An example. If a bus is coming down the road, and we see someone in the way, it is our duty to help them out. Perhaps they are looking up into the air, or maybe they’re on their phone. Maybe they are there on purpose. Maybe they’re rich, maybe poor. It doesn’t matter!
In fact, St Paul says it great in our second reading: we owe each other love! As St Mother Teresa said, “We belong to each other.” We are all brothers and sisters, because we are all sons and daughters of God. It is our duty to help each other out, to push one another out of the way when danger comes.
Why? Because it matters to us if someone is in a bad place, especially when that place that will kill them if no action is taken.
I think about the hurricanes and earthquakes of late, that have afflicted Mexico and Texas and Florida and so many places. The bus of a hurricane has come, and it’s our job to help out its victims. That’s why we have a second collection. That’s why we’re planning our trip. Because even if we don’t know anyone in Texas, they’re still our brothers and sisters in the Lord.
And then there are sins. When someone we know is in a bad place, doing some sin, in front of the bus, going down the bad road….it is our job to do what we can to fix the situation. In our first reading from Eziekel, God says: if there is a wicked man doing wicked things, and you see him but don’t do anything to help him stop–not only will he be in trouble, but so will you. In other words, you see a guy in front of the bus but you don’t push him away. Jesus says the same in our Gospel: “If your brother sins against you, go and tell him his fault….”
That is, admonish the sinner. Get them off the bad road. Remove them from in front of the bus.
Months ago a mother was crying to me. She was distraught because her son was at college and not going to Mass. She was terribly worried, with good reason. I asked her what she had done to help the situation….and she said, “Well, I’ve yelled at him!” It didn’t work. Sometimes we have to be creative and innovative in how we admonish the sinner. Maybe, instead of yelling, it would be better to share, in passing, about how much the Mass means to you….”I heard the best homily of my life,” you might say! Or talk about the Eucharist, or the blessing of belonging to this great community.
Another example.

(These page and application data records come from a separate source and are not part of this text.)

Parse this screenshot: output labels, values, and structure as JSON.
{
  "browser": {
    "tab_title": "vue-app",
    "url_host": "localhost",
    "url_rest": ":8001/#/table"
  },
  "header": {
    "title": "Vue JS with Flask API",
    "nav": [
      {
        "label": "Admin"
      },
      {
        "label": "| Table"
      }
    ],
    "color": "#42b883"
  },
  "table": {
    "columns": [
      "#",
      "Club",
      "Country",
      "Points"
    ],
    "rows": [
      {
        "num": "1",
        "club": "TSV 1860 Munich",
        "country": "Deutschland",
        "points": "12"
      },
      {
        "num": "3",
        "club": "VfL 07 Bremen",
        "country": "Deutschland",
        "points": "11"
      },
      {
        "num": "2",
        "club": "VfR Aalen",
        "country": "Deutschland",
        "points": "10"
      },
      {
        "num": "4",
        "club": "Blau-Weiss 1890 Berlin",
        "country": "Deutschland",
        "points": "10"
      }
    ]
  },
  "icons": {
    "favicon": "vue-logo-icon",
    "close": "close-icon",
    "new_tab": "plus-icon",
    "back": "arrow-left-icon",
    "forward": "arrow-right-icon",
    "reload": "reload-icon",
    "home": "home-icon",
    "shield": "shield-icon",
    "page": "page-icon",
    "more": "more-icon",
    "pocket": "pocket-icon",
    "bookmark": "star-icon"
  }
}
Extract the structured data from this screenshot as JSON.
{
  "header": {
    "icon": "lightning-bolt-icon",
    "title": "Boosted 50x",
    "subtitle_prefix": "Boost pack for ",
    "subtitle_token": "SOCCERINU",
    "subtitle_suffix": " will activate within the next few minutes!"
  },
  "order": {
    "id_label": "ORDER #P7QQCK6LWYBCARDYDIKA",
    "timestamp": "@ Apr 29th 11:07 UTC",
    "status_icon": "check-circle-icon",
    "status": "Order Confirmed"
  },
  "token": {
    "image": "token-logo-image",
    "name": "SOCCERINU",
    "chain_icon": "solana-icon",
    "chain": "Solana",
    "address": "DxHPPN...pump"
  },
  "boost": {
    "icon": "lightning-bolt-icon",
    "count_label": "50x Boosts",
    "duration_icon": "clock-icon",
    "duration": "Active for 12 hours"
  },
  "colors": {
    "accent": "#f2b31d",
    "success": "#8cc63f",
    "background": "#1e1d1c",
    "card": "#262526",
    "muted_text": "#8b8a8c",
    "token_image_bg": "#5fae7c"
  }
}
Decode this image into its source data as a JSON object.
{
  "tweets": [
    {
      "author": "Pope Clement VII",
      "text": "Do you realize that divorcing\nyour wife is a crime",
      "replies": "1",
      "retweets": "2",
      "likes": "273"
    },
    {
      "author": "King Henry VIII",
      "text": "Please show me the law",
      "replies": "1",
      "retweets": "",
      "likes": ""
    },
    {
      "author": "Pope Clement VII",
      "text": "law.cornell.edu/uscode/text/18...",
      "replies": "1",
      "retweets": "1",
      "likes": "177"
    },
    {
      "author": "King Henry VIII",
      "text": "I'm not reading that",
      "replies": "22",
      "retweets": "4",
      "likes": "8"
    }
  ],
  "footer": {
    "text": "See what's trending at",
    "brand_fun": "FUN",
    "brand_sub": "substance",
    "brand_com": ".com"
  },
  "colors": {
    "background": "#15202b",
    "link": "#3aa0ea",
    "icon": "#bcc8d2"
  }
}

Maybe you know a gossip monger or two. Maybe, instead of just sitting there quietly when someone is badmouthing another, maybe we should say something nice about that person being badmouthed. That might be a good way to admonish.
Th bottom line is, it takes a village to get to heaven. We need to help each other out, point it out in a loving and kind way when someone we love is in front of a bus, in a place that leads to destruction….both here and hereafter. And there are a lot of people standing in front of the proverbial bus.
I do know this. People will, in the long run, appreciate it. Imagine, if you were in front of a bus and a man named George came along and pushed you out of the way, and died while saving you. Not a day would go by we wouldn’t thank God for George and his sacrifice.
Friends, that is Jesus. Jesus saw the bus coming and pushed us out of the way. Now we owe it to him to follow his example.